Enhanced by Zemanta


  1. The famous legal case of BB v. EF. I love that.

    But I think that Bugs Bunny would also at least have a shot at exoneration on the theory that he doesn't meet the first element, intent to harm or harass. It's a very subtle element. I think Bugs Bunny would argue what a lot of accused-bullies argue which is, "I'm just playing."
    In BB's mind, his intent is to include EF in his merrymaking, by pranking him, poking fun at him, occasionally referring to him by the nickname 'Doc.' Well, that's maybe not his true intent, but it's difficult to disprove.
    Intent can be such a complex and unconscious thing with bullies.

    I am really intrigued that this was a topic of discussion at your conference. Sounds like it would have been right up my alley. Thanks for posting.

  2. Jennifer,

    I even tried the Bugs was hungry and not really stealing EF's carrots, but the participants did not buy into it!


  3. Jim -

    I'm not sold on your third element here. I can imagine plenty of circumstances, particularly in the Special Ed community, where two "combatants" could very much be engaged in bullying. The thought being that one of the two very much would like not to be engaged at all. I guess, then, I'm ok with the first sentence of the third element, that an imbalance of power must exist (or a perception thereof), but it can certainly exist in a 1:1 scenario. No?


  4. Jeff,

    Interesting point, but I think that if there isn't at least a perceived imbalance of power, it is not bullying. Don't get me wrong, it could still be something bad, but I think that we would call it something else.
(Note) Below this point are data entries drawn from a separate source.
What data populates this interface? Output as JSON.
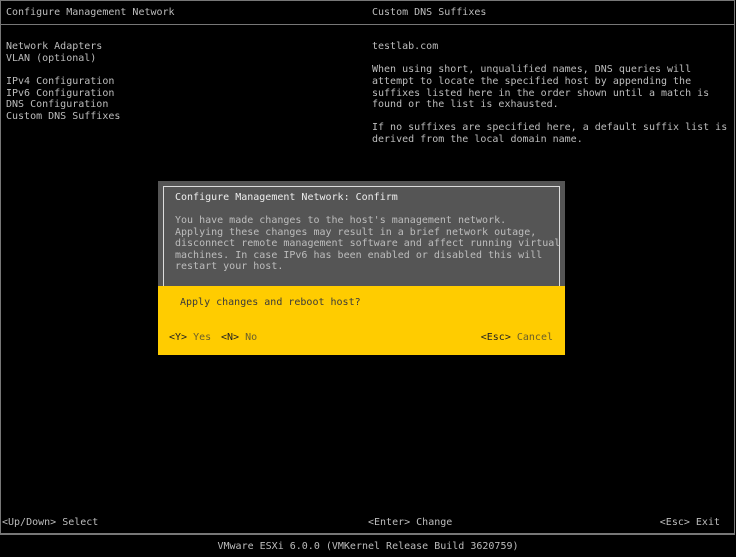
{
  "left_panel": {
    "title": "Configure Management Network",
    "items": [
      {
        "label": "Network Adapters"
      },
      {
        "label": "VLAN (optional)"
      },
      {
        "label": "IPv4 Configuration"
      },
      {
        "label": "IPv6 Configuration"
      },
      {
        "label": "DNS Configuration"
      },
      {
        "label": "Custom DNS Suffixes"
      }
    ]
  },
  "right_panel": {
    "title": "Custom DNS Suffixes",
    "value": "testlab.com",
    "description1": [
      "When using short, unqualified names, DNS queries will",
      "attempt to locate the specified host by appending the",
      "suffixes listed here in the order shown until a match is",
      "found or the list is exhausted."
    ],
    "description2": [
      "If no suffixes are specified here, a default suffix list is",
      "derived from the local domain name."
    ]
  },
  "dialog": {
    "title": "Configure Management Network: Confirm",
    "body": [
      "You have made changes to the host's management network.",
      "Applying these changes may result in a brief network outage,",
      "disconnect remote management software and affect running virtual",
      "machines. In case IPv6 has been enabled or disabled this will",
      "restart your host."
    ],
    "question": "Apply changes and reboot host?",
    "yes_key": "<Y>",
    "yes_label": "Yes",
    "no_key": "<N>",
    "no_label": "No",
    "cancel_key": "<Esc>",
    "cancel_label": "Cancel"
  },
  "footer": {
    "select": "<Up/Down> Select",
    "change": "<Enter> Change",
    "exit": "<Esc> Exit",
    "version": "VMware ESXi 6.0.0 (VMKernel Release Build 3620759)"
  },
  "colors": {
    "background": "#000000",
    "dialog_gray": "#555555",
    "dialog_yellow": "#ffcc00",
    "text": "#bdbdbd"
  }
}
    Thanks for the comment.


  5. I don't think there is any need of bullying of anyone

  6. Megan

    I agree; there is no place for bullies.